Shawn Irvin Promoted to Research Assistant Professor
In recognition of his increased presence as a researcher with an independent line of research, P. Shawn Irvin, Ph.D., was recently promoted to the rank of Research Assistant Professor. Dr. Irvin first started working for Behavioral Research and Teaching (BRT) at the University of Oregon as a doctoral student, where he quickly took the lead on several large research projects. He earned his Ph.D. from the University of Oregon in 2015 and was asked to continue on at BRT as a Research Associate.
While still a graduate student employee, Dr. Irvin led a large team of researchers and practitioners through the process of item development, managing item development for an array of accessible reading comprehension, vocabulary, and mathematics measures aligned with the Common Core State Standards. These CCSS measures are now a cornerstone of the easyCBM assessment system, widely used across all 50 states as well as in many international locations.
Dr. Irvin also assumed responsibility for running a variety of alignment studies, working closely with the computer programmers at BRT to refine an online tool for conducting such studies. This tool, the Distributed Item Review (DIR), has since been used to support several states’ large-scale assessment programs, as well as in a variety of research contexts both at the University of Oregon and at other campuses across the country.
He has contributed significantly to several states’ large-scale assessments for students with significant disabilities, working closely with field-based practitioners as well as other researchers to develop, pilot, refine, deploy, and document the technical adequacy of assessment items to assess students with significant disabilities’ understanding of science, English language arts, and mathematics.
Dr. Irvin has played a key role on Institute of Education Sciences (IES)-funded grants focused on teacher professional development in the area of using student data for improving student learning outcomes and measurement development.
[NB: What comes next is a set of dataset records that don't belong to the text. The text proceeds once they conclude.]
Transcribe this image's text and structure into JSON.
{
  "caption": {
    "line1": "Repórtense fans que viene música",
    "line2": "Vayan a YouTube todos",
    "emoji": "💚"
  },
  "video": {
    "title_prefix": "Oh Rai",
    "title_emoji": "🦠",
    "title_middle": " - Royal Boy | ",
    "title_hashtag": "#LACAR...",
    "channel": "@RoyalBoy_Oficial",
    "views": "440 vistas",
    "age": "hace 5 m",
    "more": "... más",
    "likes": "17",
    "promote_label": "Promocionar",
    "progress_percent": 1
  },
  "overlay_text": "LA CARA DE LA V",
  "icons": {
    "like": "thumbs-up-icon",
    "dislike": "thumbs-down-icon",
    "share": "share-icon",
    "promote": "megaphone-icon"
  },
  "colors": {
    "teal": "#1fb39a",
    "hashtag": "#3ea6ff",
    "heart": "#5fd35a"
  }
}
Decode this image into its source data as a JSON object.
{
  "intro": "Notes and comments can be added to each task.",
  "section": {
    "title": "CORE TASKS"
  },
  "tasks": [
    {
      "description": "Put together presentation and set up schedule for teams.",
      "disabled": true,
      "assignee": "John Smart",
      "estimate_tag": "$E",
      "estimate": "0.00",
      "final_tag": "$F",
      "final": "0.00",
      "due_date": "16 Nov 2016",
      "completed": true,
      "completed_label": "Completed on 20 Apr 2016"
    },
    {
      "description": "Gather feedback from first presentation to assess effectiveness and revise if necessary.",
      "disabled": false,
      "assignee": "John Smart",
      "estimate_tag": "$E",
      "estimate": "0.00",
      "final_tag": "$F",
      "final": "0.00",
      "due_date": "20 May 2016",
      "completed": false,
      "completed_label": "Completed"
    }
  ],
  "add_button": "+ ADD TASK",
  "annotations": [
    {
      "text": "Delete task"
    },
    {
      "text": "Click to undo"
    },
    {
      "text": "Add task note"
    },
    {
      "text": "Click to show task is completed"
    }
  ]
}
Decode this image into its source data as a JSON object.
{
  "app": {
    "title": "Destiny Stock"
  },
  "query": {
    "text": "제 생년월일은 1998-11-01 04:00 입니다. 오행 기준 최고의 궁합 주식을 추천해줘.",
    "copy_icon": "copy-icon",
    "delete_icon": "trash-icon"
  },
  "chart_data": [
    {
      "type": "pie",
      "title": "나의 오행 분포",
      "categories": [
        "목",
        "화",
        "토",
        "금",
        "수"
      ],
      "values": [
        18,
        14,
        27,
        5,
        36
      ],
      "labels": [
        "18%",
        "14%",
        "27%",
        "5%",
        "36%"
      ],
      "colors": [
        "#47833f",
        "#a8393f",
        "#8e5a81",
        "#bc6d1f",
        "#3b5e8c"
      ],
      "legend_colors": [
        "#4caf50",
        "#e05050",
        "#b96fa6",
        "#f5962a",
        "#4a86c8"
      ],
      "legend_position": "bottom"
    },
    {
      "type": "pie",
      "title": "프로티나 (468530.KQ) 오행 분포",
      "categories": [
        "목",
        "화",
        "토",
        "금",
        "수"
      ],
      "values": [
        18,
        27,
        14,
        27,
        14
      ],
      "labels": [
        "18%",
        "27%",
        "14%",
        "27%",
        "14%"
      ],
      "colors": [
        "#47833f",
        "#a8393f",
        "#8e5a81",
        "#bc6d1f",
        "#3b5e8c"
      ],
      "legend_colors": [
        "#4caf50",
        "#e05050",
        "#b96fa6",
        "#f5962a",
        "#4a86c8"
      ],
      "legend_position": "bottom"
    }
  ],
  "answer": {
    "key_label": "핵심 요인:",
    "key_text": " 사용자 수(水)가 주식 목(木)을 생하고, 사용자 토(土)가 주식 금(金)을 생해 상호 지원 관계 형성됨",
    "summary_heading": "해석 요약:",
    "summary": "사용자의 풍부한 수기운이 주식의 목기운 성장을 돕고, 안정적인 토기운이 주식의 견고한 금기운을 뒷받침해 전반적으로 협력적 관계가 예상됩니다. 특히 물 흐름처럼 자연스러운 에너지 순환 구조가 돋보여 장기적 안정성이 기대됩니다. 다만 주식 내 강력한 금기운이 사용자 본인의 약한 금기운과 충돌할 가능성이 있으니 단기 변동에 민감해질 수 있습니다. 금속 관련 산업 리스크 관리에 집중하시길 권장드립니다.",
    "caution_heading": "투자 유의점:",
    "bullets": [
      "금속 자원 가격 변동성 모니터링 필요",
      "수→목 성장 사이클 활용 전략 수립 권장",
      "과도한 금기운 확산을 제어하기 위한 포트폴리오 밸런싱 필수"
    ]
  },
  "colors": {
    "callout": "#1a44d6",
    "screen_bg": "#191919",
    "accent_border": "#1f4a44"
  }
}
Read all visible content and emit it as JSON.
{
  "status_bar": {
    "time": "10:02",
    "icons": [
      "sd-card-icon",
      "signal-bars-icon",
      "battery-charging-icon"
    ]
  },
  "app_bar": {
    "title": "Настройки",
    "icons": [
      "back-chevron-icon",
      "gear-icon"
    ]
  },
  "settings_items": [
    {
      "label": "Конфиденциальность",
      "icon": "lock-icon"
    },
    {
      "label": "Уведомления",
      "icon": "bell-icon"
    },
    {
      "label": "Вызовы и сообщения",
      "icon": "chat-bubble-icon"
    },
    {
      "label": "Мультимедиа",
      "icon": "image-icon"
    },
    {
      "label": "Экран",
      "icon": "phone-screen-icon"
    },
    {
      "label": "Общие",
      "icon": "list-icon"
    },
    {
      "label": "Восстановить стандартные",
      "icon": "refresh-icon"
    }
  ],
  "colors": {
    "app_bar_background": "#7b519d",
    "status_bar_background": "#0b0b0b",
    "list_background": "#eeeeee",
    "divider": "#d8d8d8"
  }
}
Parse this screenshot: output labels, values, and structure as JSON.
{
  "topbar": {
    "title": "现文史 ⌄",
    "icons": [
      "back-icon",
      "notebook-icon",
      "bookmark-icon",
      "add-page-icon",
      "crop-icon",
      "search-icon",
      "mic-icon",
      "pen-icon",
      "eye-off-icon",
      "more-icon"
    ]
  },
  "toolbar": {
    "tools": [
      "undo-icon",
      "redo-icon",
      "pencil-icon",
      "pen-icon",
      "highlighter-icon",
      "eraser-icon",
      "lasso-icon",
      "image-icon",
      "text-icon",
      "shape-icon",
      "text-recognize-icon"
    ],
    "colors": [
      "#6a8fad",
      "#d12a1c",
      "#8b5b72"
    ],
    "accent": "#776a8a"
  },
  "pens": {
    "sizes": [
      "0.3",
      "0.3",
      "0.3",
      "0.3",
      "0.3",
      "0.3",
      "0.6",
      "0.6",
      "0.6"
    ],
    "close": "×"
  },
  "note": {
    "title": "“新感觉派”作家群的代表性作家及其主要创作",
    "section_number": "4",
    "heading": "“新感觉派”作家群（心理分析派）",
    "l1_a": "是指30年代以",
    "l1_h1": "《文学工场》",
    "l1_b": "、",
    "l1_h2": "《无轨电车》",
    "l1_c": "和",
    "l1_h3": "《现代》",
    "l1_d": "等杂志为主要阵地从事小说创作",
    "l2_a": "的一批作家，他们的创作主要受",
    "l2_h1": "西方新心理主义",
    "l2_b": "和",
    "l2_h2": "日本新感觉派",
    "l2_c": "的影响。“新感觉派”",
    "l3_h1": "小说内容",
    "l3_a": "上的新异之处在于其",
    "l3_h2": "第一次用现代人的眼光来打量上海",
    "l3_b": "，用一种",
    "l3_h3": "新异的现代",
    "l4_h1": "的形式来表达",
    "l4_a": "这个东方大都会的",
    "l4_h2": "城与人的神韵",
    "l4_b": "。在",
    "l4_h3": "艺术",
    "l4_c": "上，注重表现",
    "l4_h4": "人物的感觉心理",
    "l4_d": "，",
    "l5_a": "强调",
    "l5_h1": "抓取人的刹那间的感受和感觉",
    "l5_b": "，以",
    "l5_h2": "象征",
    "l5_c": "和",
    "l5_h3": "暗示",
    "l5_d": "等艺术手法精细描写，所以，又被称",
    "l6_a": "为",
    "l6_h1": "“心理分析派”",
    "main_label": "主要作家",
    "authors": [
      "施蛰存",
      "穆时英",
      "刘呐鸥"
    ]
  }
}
In addition, he has made important contributions to Office of Special Education Programs (OSEP)-funded grants focused on statistical modeling of status and growth in reading, math, and science for students with disabilities and pre-school educator use of student data to drive instructional decision making.
In between running studies and mentoring students, Dr. Irvin has published eight articles in peer-reviewed journals and 30 technical reports. He has also shared his research through 15 presentations at national research conferences.
Recently, Dr. Irvin began has started to seek external funding to expand BRT’s focus to include K-12 science education, with grants submitted to both NSF and IES. We are excited about the future opportunities such grant applications will bring and delighted that Dr. Irvin’s contributions have been recognized by the University with this promotion.